SOURCE RECORDS:
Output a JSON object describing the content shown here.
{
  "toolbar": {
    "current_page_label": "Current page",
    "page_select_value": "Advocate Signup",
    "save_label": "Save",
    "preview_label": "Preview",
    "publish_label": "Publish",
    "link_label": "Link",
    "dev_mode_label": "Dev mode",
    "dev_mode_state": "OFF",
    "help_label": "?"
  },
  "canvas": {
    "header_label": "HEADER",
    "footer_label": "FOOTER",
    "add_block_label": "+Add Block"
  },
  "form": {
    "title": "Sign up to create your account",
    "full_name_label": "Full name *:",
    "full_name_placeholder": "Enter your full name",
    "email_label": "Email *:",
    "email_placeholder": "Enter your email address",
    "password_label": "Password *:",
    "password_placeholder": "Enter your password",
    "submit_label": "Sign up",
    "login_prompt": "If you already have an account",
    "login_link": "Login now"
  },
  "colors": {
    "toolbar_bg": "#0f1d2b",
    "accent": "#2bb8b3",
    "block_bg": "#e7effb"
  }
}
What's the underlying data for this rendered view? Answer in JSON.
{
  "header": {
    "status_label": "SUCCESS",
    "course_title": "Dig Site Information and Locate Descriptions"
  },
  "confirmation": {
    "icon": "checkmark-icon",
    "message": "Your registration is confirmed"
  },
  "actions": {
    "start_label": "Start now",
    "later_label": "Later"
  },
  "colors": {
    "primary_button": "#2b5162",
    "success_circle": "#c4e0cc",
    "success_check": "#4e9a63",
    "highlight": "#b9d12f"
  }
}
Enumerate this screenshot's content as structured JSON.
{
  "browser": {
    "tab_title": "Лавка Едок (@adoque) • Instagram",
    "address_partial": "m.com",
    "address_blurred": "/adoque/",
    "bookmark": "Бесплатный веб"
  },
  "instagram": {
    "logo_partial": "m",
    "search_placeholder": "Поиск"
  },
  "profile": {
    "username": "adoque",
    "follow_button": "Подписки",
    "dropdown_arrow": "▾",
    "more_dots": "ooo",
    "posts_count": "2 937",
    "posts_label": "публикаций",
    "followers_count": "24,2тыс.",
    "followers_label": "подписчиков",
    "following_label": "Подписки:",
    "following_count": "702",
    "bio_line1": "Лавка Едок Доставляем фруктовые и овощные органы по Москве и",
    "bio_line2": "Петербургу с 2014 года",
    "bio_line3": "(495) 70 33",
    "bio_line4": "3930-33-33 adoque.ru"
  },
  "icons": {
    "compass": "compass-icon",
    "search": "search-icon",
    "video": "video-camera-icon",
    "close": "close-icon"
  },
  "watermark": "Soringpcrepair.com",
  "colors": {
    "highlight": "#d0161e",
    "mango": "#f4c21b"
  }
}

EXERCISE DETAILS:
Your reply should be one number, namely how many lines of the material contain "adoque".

YOUR RESPONSE:
4